Across thirty-two pages, ‘Blue Icon (Day edition)’ explores a minimalist conceit shaped by two progressions of form. Each sheet has been trimmed down to a different size and is composed of small ‘halftone’ dots that shift across the color spectrum, from greenish to violet-y blue. Turning through the book these two variances are played against each other as the reader moves toward smaller pages and deeper hues (and then back out with the sequence in reverse). When laid open at the center stitching the book’s pages are nested in ascending order, radiating outward in a bright aura.
While ‘Blue Icon (Day edition)’ is an exploration of color, composition and texture, the range of the project takes on additional significance when we learn that the work is derived from the iconic logo of American film production studio Columbia Pictures. For the purposes of Walsh’s book, the Icon herself — a woman draped in robes, in neo-classical posture — has been removed. We are left with the space around her; a framework for a dramatic sky, torchlight/sunburst, a receding a depth of field. The white trim along the bottom of each page gestures toward the temple steps/Greek ‘crepidoma’ of the original image, defining the space of the book as an architectural and cinematic one. Without the emblem on hand, visual forms — the balance of brightness and darkness, lightness and heaviness, narrative and abstraction — become the focus of the piece.
A second version of the book — ‘Blue Icon (Night edition)’ — transfers the halftone shades of the Day edition into the background, and places black halftone dots on top of that. The outcome is a second view of an approaching dusk now turned into a darker nighttime sky.’

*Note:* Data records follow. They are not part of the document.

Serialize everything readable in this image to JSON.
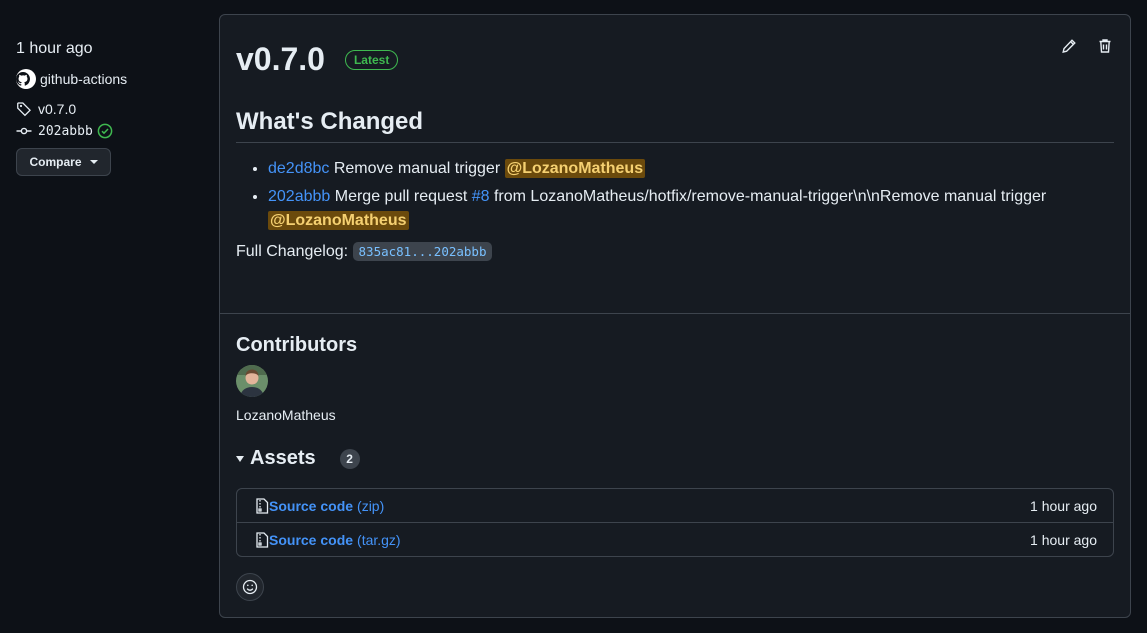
{
  "meta": {
    "time": "1 hour ago",
    "author": "github-actions",
    "tag": "v0.7.0",
    "commit": "202abbb",
    "compare_label": "Compare"
  },
  "release": {
    "title": "v0.7.0",
    "latest_label": "Latest",
    "section_title": "What's Changed",
    "changes": [
      {
        "sha": "de2d8bc",
        "text": "Remove manual trigger",
        "mention": "@LozanoMatheus"
      },
      {
        "sha": "202abbb",
        "text_before": "Merge pull request",
        "pr": "#8",
        "text_after": "from LozanoMatheus/hotfix/remove-manual-trigger\\n\\nRemove manual trigger",
        "mention": "@LozanoMatheus"
      }
    ],
    "full_changelog_label": "Full Changelog:",
    "full_changelog_range": "835ac81...202abbb"
  },
  "contributors": {
    "title": "Contributors",
    "names": [
      "LozanoMatheus"
    ]
  },
  "assets": {
    "title": "Assets",
    "count": "2",
    "items": [
      {
        "name": "Source code",
        "ext": "(zip)",
        "time": "1 hour ago"
      },
      {
        "name": "Source code",
        "ext": "(tar.gz)",
        "time": "1 hour ago"
      }
    ]
  },
  "colors": {
    "background": "#0d1117",
    "card": "#161b22",
    "link": "#4493f8",
    "latest": "#3fb950",
    "mention_bg": "#5a3e0a"
  }
}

Blue Icons’ is digitally printed, hand-stitched with tape cloth binding, and features a foil stamped cover. — Publisher’s blurb.